Guest post by Jackie Roberts
Finding a companion for an older cat requires some forethought, and is frequently not quite as simple as finding an adorable kitten at the local shelter, bringing her home, and introducing her immediately to the older resident cat. Kittens may not be a good match for many senior cats, especially cats who are dealing with health issues. If, after careful thought, you decide to have a kitten join your older feline in residence, slow and steady introductions will ensure a smooth experience for everyone.
Beyond the unsure nature of socialization between cat and kitten, there are also potential health concerns with an immediate introduction. When taking a new kitten home, the first stop should be a veterinarian’s office to make sure he is feline leukemia and FIV negative, free of parasites, and otherwise in good health.
The following tips will help you introduce your new kitten to your older cat.
A kitten and an older cat aren’t necessarily going to play together even after they’ve been introduced. The two are at different life stages, and the older resident may not have the same energy levels as the younger, or the same personality. If you are looking for a playmate for your older cat, aim for an animal that is the same age or temperament of the current feline. If you still want a kitten, consider getting another kitten at the same time so the two younger animals can entertain each other.
The best way to introduce a new kitten is to create a “safe room” as a way to get her used to the smells and sounds of her new home without getting overwhelmed.

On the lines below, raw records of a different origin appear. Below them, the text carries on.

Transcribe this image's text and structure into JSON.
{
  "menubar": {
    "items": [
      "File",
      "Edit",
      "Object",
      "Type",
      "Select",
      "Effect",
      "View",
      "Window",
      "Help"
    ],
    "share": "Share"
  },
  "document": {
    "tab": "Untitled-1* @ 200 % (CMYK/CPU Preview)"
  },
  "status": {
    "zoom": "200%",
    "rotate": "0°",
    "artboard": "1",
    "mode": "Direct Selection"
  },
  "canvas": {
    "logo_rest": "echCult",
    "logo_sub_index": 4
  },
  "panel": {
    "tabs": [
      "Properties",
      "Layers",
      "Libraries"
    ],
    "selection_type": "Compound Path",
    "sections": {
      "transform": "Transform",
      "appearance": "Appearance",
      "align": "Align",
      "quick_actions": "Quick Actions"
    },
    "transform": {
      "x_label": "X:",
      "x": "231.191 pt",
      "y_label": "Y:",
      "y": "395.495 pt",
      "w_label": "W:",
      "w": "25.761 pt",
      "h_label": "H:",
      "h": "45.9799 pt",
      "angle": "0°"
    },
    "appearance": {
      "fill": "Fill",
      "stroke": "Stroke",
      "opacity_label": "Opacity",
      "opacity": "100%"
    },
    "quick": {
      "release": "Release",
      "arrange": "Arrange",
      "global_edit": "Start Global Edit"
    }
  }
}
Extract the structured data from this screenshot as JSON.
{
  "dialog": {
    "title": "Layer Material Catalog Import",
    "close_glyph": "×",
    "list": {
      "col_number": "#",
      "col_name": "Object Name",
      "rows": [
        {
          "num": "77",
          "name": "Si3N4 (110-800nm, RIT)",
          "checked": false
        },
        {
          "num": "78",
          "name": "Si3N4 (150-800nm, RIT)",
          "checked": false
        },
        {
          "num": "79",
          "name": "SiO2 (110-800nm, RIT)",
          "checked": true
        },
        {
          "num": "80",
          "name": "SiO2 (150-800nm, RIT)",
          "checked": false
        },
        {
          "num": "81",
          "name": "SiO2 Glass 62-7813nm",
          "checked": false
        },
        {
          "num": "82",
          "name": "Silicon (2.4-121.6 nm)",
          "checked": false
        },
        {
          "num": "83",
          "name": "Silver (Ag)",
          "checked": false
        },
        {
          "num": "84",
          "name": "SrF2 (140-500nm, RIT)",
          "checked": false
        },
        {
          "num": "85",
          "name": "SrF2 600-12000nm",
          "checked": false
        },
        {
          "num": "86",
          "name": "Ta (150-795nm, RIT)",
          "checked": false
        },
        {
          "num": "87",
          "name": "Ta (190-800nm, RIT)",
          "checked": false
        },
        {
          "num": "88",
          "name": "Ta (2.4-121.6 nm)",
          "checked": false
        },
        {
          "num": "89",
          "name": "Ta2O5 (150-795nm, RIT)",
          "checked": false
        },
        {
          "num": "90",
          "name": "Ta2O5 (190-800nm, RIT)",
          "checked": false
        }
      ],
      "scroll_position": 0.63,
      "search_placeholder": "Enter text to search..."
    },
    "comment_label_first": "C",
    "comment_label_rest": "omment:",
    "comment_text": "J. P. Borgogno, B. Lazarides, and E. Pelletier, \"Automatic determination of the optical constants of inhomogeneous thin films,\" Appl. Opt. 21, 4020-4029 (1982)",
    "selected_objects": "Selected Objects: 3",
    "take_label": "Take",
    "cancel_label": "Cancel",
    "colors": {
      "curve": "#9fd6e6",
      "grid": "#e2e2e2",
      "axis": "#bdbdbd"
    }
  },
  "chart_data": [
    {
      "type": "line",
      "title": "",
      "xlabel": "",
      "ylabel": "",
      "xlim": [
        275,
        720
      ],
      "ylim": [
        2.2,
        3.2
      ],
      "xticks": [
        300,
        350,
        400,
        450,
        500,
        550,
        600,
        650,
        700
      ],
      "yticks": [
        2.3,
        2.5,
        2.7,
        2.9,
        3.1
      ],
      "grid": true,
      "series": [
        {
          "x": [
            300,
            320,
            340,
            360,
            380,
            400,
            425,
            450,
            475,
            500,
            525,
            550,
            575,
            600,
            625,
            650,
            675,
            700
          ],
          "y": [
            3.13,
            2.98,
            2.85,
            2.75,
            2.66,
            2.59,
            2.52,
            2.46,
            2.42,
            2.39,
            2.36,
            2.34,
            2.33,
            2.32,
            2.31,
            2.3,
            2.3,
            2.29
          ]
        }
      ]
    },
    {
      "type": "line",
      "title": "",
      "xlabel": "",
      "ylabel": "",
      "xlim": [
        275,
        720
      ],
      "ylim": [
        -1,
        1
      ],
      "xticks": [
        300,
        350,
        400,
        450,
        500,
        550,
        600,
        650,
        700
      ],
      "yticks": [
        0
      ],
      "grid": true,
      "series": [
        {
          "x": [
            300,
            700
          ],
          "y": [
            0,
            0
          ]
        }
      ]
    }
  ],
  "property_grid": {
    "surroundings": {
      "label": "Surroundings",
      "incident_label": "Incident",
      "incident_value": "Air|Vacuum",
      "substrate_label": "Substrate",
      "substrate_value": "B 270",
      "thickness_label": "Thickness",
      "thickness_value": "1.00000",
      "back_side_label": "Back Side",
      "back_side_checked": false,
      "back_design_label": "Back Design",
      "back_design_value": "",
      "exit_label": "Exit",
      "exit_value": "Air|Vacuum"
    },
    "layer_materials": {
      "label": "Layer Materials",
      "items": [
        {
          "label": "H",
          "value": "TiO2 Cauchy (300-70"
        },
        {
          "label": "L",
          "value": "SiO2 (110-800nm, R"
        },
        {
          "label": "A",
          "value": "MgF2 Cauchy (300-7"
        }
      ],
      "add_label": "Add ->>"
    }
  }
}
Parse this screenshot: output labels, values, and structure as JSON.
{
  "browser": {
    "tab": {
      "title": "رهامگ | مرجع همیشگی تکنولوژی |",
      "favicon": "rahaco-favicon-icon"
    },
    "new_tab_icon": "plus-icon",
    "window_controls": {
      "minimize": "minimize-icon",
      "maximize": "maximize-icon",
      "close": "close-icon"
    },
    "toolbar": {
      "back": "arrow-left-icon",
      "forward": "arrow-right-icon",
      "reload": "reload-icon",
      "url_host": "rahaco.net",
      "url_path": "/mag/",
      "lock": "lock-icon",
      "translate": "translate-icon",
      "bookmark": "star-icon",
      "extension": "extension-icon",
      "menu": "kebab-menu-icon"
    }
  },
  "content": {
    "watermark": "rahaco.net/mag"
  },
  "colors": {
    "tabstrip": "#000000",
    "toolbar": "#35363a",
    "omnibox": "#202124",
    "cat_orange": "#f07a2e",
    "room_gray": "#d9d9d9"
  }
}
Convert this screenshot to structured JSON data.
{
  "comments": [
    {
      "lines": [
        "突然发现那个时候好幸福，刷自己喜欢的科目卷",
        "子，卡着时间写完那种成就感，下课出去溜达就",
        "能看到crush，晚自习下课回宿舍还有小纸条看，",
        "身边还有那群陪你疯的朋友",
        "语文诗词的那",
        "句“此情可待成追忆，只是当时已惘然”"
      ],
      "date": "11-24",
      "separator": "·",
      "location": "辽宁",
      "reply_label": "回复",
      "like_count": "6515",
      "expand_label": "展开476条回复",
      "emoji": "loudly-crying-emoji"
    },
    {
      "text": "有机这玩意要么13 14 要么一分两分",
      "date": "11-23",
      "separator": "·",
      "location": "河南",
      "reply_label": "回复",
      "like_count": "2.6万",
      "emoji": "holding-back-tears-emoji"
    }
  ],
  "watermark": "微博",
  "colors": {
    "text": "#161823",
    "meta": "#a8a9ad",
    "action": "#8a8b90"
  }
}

The ideal safe room will have a separate litter box, food and water bowls, a bed, a scratching post, a few toys and possibly a place to hide, as well as a door that closes firmly. The kitten will have everything that she needs in one cozy, familiar space, and won’t have to face the vast openness of a single family home or apartment yet.
Creating this safe room allows the two cats to meet each other indirectly by sniffing each other through the closed door. Promote this indirect interaction slowly but steadily and monitor the effects for any negative reactions on either side.
With the new kitten still in the “safe room,” numerous methods can be used to get the two together in a positive atmosphere. Older animals can be quite territorial, and it is possible that the resident may take a few days to be within sniffing distance of this intruder, even for eating. Don’t force the situation if your older feline is reluctant to be introduced; let it progress naturally.
After a few days, you can try feeding the two cats on opposite sides of the safe room door so that they associate each other’s presence with a positive experience. You can also exchange scents by sharing combs or washcloths or even swapping spaces (while the other is not present) to get the animals used to each other.
Once the two are comfortable with each other’s scent, it’s time for a face-to-face meeting. The first face-to-face interaction is often cautious sniffing and posturing. Don’t give up at this point. Let the animals retreat to their own spaces and come back when they’re ready to.
Introducing a young kitten to an older cat does not always go as expected. Many older cats have never been around kittens before and often can be quite afraid of them. Don’t expect the “parenting gene” to kick in if your elder cat has not been around kittens.
If there is more going on than just sniffing and posturing, carefully separate the two to their respective areas of the house. Try the process again later, and go slower if necessary.
Introducing a kitten to an older cat is not always easy, but it can be rewarding if you go slow, and allow the two cats to get used to each other.
Jackie Roberts is a writer for 1-800-PetMeds, and loves to help and support the pet community. You can find Pet Meds on Twitter or connect with Pet Meds on Facebook.
Photo ©Dan Powers, courtesy of Zee & Zoey’s Chronicle Connection